However, the graphic nature of the news reports makes me uncomfortable allowing her to watch much on TV or on through her iPhone or computer. In the advent of HD, and of uncut, live-feeds, I worry about both parenting that would allow us to let her see too much AND that would push us to let her see too little.

My instinct is to make sure that:

  • we reassure children that that they are safe.
  • what we watch and read, we watch and read together.
  • we limit exposure to media, particularly repetition of dramatic and graphic video.
  • we discuss what we watch and read without the TV or device running concurrently all the time.
  • we do things together away from media that represent a maintaining of our routines and connectedness to each other. This afternoon, we are going hiking.
  • we don’t oversimplify, minimize, or exaggerate the situation for her.
  • when we don’t know an answer to a question from our child, we don’t pretend we do. Instead we seek an answer together.

Some questions I have:

  • where can parents find appropriate resources to support our kids in moments where global uncertainty is in ascendency?
  • what signs of anxiety should we be aware of in our children in such moments?
  • where are the media sources that, while maintaining the highest standards of journalism, produce content consistently appropriate for younger audiences?
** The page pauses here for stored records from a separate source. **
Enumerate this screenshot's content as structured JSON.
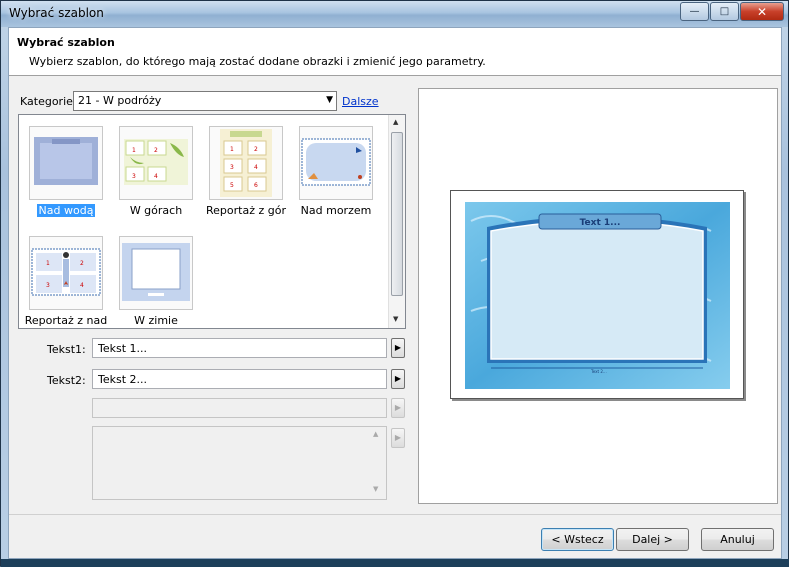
{
  "window": {
    "title": "Wybrać szablon",
    "controls": {
      "minimize": "—",
      "maximize": "□",
      "close": "✕"
    }
  },
  "header": {
    "title": "Wybrać szablon",
    "subtitle": "Wybierz szablon, do którego mają zostać dodane obrazki i zmienić jego parametry."
  },
  "category": {
    "label": "Kategorie:",
    "selected": "21 - W podróży",
    "more_link": "Dalsze"
  },
  "templates": [
    {
      "label": "Nad wodą",
      "selected": true
    },
    {
      "label": "W górach",
      "selected": false
    },
    {
      "label": "Reportaż z gór",
      "selected": false
    },
    {
      "label": "Nad morzem",
      "selected": false
    },
    {
      "label": "Reportaż z nad",
      "selected": false
    },
    {
      "label": "W zimie",
      "selected": false
    }
  ],
  "thumb_text": {
    "n1": "1",
    "n2": "2",
    "n3": "3",
    "n4": "4",
    "n5": "5",
    "n6": "6"
  },
  "fields": {
    "tekst1_label": "Tekst1:",
    "tekst1_value": "Tekst 1...",
    "tekst2_label": "Tekst2:",
    "tekst2_value": "Tekst 2..."
  },
  "preview": {
    "title_text": "Text 1...",
    "footer_text": "Text 2..."
  },
  "buttons": {
    "back": "< Wstecz",
    "next": "Dalej >",
    "cancel": "Anuluj"
  },
  "colors": {
    "accent_selection": "#3399ff",
    "water_blue": "#5ab4e0",
    "link": "#0033cc"
  }
}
In the end, it is our loving connection to our children that provides them comfort. They need to voice their questions, worries, and opinions in a safe environment.